-- Extracted records follows --

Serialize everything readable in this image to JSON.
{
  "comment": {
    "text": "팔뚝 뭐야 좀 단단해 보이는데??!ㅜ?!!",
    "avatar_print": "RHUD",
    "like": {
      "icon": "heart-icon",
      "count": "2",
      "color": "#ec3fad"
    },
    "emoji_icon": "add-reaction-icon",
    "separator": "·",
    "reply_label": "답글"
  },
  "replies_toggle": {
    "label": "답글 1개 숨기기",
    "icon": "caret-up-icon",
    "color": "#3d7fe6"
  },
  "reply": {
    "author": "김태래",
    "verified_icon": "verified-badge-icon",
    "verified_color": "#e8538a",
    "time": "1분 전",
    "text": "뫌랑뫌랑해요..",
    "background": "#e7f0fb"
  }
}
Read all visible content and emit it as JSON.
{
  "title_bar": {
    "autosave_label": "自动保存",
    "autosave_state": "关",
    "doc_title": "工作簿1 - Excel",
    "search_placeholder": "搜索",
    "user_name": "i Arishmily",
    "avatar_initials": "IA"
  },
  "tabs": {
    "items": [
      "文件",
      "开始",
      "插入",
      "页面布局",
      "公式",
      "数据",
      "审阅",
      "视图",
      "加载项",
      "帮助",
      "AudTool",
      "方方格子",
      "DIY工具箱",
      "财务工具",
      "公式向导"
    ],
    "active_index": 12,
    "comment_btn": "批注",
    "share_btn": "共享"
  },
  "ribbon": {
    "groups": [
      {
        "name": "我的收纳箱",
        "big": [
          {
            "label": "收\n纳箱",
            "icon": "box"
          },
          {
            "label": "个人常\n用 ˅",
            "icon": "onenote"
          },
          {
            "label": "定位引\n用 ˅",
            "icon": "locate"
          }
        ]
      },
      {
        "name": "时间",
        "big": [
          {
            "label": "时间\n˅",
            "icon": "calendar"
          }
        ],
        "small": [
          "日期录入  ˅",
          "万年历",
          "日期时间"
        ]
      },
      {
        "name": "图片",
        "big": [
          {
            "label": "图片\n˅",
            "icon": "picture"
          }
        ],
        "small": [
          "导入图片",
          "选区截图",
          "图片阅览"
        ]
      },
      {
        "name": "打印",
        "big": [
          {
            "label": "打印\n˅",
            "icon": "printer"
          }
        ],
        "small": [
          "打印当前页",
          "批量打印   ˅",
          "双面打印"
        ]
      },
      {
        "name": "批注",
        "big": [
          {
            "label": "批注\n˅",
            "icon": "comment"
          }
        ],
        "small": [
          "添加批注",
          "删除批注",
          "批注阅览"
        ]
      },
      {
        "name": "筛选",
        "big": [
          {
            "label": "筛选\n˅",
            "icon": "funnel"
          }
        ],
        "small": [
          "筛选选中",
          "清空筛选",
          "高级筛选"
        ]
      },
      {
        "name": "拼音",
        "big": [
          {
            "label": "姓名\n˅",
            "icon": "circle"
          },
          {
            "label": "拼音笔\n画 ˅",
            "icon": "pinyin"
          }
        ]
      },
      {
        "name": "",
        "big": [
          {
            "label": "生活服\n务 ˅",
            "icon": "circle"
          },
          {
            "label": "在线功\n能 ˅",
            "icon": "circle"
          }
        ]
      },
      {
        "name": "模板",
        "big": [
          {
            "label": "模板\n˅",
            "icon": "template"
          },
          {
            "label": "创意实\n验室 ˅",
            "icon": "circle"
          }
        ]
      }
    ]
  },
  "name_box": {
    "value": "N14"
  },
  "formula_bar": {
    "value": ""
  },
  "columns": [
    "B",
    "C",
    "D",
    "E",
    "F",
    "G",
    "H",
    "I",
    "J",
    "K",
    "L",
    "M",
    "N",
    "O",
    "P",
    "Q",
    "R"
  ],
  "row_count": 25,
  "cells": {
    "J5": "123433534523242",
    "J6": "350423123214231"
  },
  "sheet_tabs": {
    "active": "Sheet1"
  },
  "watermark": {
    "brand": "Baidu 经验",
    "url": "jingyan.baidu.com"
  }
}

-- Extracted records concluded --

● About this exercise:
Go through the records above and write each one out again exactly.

● Exercise output:
Serialize everything readable in this image to JSON.
{
  "comment": {
    "text": "팔뚝 뭐야 좀 단단해 보이는데??!ㅜ?!!",
    "avatar_print": "RHUD",
    "like": {
      "icon": "heart-icon",
      "count": "2",
      "color": "#ec3fad"
    },
    "emoji_icon": "add-reaction-icon",
    "separator": "·",
    "reply_label": "답글"
  },
  "replies_toggle": {
    "label": "답글 1개 숨기기",
    "icon": "caret-up-icon",
    "color": "#3d7fe6"
  },
  "reply": {
    "author": "김태래",
    "verified_icon": "verified-badge-icon",
    "verified_color": "#e8538a",
    "time": "1분 전",
    "text": "뫌랑뫌랑해요..",
    "background": "#e7f0fb"
  }
}
Read all visible content and emit it as JSON.
{
  "title_bar": {
    "autosave_label": "自动保存",
    "autosave_state": "关",
    "doc_title": "工作簿1 - Excel",
    "search_placeholder": "搜索",
    "user_name": "i Arishmily",
    "avatar_initials": "IA"
  },
  "tabs": {
    "items": [
      "文件",
      "开始",
      "插入",
      "页面布局",
      "公式",
      "数据",
      "审阅",
      "视图",
      "加载项",
      "帮助",
      "AudTool",
      "方方格子",
      "DIY工具箱",
      "财务工具",
      "公式向导"
    ],
    "active_index": 12,
    "comment_btn": "批注",
    "share_btn": "共享"
  },
  "ribbon": {
    "groups": [
      {
        "name": "我的收纳箱",
        "big": [
          {
            "label": "收\n纳箱",
            "icon": "box"
          },
          {
            "label": "个人常\n用 ˅",
            "icon": "onenote"
          },
          {
            "label": "定位引\n用 ˅",
            "icon": "locate"
          }
        ]
      },
      {
        "name": "时间",
        "big": [
          {
            "label": "时间\n˅",
            "icon": "calendar"
          }
        ],
        "small": [
          "日期录入  ˅",
          "万年历",
          "日期时间"
        ]
      },
      {
        "name": "图片",
        "big": [
          {
            "label": "图片\n˅",
            "icon": "picture"
          }
        ],
        "small": [
          "导入图片",
          "选区截图",
          "图片阅览"
        ]
      },
      {
        "name": "打印",
        "big": [
          {
            "label": "打印\n˅",
            "icon": "printer"
          }
        ],
        "small": [
          "打印当前页",
          "批量打印   ˅",
          "双面打印"
        ]
      },
      {
        "name": "批注",
        "big": [
          {
            "label": "批注\n˅",
            "icon": "comment"
          }
        ],
        "small": [
          "添加批注",
          "删除批注",
          "批注阅览"
        ]
      },
      {
        "name": "筛选",
        "big": [
          {
            "label": "筛选\n˅",
            "icon": "funnel"
          }
        ],
        "small": [
          "筛选选中",
          "清空筛选",
          "高级筛选"
        ]
      },
      {
        "name": "拼音",
        "big": [
          {
            "label": "姓名\n˅",
            "icon": "circle"
          },
          {
            "label": "拼音笔\n画 ˅",
            "icon": "pinyin"
          }
        ]
      },
      {
        "name": "",
        "big": [
          {
            "label": "生活服\n务 ˅",
            "icon": "circle"
          },
          {
            "label": "在线功\n能 ˅",
            "icon": "circle"
          }
        ]
      },
      {
        "name": "模板",
        "big": [
          {
            "label": "模板\n˅",
            "icon": "template"
          },
          {
            "label": "创意实\n验室 ˅",
            "icon": "circle"
          }
        ]
      }
    ]
  },
  "name_box": {
    "value": "N14"
  },
  "formula_bar": {
    "value": ""
  },
  "columns": [
    "B",
    "C",
    "D",
    "E",
    "F",
    "G",
    "H",
    "I",
    "J",
    "K",
    "L",
    "M",
    "N",
    "O",
    "P",
    "Q",
    "R"
  ],
  "row_count": 25,
  "cells": {
    "J5": "123433534523242",
    "J6": "350423123214231"
  },
  "sheet_tabs": {
    "active": "Sheet1"
  },
  "watermark": {
    "brand": "Baidu 经验",
    "url": "jingyan.baidu.com"
  }
}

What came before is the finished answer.